◆ **WORK ORDER**:
Your reply should hold only the lines from the records below where "seleziona" occurs.

(Data about app and page elements)
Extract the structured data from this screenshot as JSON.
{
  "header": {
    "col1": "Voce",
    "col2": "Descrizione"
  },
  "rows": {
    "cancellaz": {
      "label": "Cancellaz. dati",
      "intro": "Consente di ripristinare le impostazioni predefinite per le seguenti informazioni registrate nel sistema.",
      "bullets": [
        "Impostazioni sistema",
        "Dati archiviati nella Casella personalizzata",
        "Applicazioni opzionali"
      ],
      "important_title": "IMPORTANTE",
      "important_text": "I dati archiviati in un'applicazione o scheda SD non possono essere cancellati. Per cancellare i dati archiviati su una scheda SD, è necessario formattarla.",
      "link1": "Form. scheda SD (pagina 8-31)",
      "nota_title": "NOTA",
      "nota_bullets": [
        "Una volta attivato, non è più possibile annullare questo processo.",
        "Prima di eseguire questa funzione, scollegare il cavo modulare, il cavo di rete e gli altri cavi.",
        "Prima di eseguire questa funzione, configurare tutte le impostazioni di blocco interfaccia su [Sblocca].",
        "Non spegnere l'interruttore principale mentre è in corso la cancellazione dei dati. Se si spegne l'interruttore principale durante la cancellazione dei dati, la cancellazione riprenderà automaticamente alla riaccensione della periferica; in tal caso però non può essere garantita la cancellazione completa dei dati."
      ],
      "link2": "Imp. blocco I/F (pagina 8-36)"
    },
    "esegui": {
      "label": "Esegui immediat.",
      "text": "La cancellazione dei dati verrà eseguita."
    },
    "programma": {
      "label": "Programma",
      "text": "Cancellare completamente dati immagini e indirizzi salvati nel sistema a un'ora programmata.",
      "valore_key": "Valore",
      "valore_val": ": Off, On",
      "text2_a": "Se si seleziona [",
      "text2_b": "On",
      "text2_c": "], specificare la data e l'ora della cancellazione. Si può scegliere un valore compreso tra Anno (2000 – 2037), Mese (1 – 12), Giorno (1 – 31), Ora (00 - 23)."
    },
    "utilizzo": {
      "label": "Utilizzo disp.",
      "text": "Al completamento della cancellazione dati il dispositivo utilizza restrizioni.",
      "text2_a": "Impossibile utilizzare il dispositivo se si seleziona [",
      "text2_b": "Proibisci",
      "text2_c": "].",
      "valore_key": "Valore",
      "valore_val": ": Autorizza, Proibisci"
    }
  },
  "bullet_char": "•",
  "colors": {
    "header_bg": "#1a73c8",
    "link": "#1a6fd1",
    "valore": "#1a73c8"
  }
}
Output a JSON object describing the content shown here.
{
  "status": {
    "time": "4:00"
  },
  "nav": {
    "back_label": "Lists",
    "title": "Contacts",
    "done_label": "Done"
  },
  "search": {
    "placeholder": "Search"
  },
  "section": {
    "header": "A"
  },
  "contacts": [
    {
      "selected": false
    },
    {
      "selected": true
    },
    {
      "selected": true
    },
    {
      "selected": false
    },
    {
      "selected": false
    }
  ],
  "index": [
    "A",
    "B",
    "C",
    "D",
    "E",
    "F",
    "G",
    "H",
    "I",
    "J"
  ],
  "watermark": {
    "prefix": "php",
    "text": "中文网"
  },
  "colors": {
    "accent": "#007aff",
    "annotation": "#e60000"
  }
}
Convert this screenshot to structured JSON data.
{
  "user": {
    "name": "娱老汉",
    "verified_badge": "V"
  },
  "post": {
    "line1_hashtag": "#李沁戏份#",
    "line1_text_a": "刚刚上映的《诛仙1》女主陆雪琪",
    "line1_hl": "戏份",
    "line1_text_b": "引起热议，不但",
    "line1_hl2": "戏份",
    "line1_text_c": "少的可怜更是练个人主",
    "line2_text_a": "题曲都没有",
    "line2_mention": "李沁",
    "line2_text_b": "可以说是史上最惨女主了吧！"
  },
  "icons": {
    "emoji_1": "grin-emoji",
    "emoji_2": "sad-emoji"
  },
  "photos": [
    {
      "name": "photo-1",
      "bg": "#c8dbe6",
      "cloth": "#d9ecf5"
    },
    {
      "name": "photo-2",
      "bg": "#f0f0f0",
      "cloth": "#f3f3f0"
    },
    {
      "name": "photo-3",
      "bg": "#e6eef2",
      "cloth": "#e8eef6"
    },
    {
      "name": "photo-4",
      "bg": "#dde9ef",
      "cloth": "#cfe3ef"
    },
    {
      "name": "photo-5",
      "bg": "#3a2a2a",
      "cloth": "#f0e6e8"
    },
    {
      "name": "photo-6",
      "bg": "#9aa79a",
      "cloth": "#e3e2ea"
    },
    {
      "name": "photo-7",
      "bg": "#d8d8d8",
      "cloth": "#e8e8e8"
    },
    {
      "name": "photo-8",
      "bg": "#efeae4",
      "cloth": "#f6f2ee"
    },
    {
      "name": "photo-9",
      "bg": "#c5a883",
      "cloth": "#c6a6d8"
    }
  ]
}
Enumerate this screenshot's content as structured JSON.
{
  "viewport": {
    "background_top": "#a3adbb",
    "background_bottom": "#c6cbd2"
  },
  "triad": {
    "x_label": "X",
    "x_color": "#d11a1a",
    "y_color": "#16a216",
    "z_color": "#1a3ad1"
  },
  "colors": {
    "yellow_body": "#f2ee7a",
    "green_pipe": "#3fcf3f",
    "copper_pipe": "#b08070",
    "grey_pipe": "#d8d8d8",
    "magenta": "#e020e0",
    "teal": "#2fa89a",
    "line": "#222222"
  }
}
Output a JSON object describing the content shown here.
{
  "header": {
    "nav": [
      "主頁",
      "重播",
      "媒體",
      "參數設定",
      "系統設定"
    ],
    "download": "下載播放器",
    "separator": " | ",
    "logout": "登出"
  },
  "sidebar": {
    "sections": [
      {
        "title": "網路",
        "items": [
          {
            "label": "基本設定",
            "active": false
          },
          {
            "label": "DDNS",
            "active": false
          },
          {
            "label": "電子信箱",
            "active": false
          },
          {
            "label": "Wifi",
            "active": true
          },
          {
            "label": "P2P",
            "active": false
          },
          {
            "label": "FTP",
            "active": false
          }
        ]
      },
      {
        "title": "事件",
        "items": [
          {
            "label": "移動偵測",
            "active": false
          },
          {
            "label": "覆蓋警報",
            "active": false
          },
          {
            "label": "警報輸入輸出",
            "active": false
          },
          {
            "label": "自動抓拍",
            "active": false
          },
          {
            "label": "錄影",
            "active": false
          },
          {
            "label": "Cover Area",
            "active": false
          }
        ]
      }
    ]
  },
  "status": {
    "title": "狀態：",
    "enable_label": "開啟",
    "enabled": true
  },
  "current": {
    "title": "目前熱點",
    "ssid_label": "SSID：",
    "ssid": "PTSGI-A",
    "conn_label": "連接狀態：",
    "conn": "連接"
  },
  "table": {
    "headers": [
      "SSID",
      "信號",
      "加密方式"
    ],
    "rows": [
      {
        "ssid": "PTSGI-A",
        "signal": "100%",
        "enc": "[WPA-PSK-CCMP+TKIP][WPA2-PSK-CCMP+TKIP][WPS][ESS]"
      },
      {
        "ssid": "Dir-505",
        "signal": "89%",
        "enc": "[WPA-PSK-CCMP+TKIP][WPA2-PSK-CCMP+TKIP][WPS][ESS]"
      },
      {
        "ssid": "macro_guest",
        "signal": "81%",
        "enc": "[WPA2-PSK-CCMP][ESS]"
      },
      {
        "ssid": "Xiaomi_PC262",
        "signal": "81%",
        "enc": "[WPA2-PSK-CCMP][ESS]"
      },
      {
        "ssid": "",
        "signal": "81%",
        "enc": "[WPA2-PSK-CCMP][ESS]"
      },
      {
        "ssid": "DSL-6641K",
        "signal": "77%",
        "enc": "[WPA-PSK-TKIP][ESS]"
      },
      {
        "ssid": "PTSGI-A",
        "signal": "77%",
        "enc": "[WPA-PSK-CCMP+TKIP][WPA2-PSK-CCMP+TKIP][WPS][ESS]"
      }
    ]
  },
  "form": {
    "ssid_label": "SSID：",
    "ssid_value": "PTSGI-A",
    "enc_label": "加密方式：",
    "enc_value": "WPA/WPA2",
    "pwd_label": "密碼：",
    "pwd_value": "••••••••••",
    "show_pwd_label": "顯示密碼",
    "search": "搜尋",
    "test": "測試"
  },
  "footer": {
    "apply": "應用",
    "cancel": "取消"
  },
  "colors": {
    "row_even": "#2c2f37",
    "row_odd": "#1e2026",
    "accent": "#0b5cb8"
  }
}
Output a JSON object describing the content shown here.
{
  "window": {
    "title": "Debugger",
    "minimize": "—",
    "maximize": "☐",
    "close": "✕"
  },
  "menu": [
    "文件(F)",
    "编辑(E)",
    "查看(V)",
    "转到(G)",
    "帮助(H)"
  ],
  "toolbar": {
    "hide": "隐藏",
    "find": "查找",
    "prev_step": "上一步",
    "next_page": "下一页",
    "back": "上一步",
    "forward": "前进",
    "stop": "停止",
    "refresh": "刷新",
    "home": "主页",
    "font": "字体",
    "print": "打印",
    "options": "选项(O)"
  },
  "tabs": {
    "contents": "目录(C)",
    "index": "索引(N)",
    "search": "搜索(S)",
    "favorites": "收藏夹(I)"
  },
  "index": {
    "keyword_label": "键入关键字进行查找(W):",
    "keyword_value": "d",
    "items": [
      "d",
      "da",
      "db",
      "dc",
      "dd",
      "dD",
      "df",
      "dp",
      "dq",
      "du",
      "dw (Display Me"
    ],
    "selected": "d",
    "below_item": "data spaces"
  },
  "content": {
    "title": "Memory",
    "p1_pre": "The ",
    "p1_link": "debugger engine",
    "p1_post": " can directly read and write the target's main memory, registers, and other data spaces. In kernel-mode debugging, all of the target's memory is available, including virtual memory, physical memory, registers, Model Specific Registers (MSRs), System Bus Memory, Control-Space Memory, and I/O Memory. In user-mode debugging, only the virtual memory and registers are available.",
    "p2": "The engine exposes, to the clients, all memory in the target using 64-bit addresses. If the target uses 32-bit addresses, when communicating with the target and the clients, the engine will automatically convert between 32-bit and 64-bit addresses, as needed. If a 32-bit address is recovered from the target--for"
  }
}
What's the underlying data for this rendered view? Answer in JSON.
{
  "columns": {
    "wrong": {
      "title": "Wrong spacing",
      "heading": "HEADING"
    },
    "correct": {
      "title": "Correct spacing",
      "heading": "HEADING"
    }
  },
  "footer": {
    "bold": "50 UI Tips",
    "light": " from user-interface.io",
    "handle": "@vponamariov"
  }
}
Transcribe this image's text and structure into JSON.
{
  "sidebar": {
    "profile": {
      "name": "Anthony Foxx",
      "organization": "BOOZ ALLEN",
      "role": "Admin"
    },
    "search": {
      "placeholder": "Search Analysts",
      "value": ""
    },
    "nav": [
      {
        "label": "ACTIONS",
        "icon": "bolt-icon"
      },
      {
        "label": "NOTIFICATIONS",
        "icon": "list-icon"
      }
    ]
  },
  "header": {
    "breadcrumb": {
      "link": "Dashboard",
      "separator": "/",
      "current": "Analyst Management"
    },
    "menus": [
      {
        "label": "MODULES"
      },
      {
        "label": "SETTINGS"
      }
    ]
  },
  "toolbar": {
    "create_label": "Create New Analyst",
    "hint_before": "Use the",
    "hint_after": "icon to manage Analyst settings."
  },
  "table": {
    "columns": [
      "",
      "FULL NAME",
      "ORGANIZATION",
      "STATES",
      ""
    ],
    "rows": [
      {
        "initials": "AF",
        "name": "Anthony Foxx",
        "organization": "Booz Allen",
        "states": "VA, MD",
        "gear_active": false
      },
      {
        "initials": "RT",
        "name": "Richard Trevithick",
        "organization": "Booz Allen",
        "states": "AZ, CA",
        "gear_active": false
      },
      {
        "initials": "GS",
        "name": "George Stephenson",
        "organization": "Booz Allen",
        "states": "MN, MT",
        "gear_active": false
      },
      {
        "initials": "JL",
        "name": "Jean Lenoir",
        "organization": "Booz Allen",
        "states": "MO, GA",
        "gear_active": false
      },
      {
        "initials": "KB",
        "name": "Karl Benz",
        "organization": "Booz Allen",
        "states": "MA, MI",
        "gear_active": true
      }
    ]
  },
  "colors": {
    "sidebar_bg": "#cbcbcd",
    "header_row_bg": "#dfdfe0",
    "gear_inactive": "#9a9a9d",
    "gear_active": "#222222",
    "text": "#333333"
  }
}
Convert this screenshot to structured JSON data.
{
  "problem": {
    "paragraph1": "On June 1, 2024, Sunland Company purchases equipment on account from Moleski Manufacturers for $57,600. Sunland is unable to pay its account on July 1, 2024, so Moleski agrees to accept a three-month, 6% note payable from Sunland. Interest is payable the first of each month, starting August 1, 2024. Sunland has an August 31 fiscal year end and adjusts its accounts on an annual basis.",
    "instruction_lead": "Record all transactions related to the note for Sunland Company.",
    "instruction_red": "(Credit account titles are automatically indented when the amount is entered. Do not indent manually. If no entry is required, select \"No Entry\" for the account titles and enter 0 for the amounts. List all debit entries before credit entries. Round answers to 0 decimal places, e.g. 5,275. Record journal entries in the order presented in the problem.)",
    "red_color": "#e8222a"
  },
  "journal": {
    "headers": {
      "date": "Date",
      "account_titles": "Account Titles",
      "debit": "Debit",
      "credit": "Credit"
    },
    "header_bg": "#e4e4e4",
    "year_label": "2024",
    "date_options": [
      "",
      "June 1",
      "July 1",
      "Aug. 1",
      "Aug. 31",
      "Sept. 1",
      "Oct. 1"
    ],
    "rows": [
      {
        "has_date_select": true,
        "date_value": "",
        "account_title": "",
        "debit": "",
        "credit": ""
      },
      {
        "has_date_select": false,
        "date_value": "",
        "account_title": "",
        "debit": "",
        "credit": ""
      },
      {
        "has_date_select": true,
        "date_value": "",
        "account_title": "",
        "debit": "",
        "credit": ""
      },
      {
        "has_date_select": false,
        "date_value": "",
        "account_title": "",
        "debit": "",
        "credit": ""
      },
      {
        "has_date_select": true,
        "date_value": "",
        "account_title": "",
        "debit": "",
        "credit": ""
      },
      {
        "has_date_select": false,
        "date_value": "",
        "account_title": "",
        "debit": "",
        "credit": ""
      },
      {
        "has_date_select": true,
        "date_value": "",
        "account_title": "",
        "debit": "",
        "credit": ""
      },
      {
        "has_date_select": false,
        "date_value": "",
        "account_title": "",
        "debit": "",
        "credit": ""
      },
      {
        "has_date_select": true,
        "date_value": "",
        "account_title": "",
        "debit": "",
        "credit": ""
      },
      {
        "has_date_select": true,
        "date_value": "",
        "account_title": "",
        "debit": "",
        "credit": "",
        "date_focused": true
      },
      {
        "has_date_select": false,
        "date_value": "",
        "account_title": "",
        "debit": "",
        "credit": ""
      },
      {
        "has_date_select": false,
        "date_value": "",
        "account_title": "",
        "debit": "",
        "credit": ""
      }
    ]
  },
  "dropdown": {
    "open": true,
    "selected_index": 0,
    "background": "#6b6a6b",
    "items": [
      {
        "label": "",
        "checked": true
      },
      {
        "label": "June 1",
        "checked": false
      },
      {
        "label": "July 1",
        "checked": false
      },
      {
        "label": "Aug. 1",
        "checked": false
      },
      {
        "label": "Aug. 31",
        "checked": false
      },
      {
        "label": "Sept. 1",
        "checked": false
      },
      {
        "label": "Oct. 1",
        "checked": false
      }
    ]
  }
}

◆ **RESULT FOR THIS EXERCISE**:
      "text2_a": "Se si seleziona [",
      "text2_a": "Impossibile utilizzare il dispositivo se si seleziona [",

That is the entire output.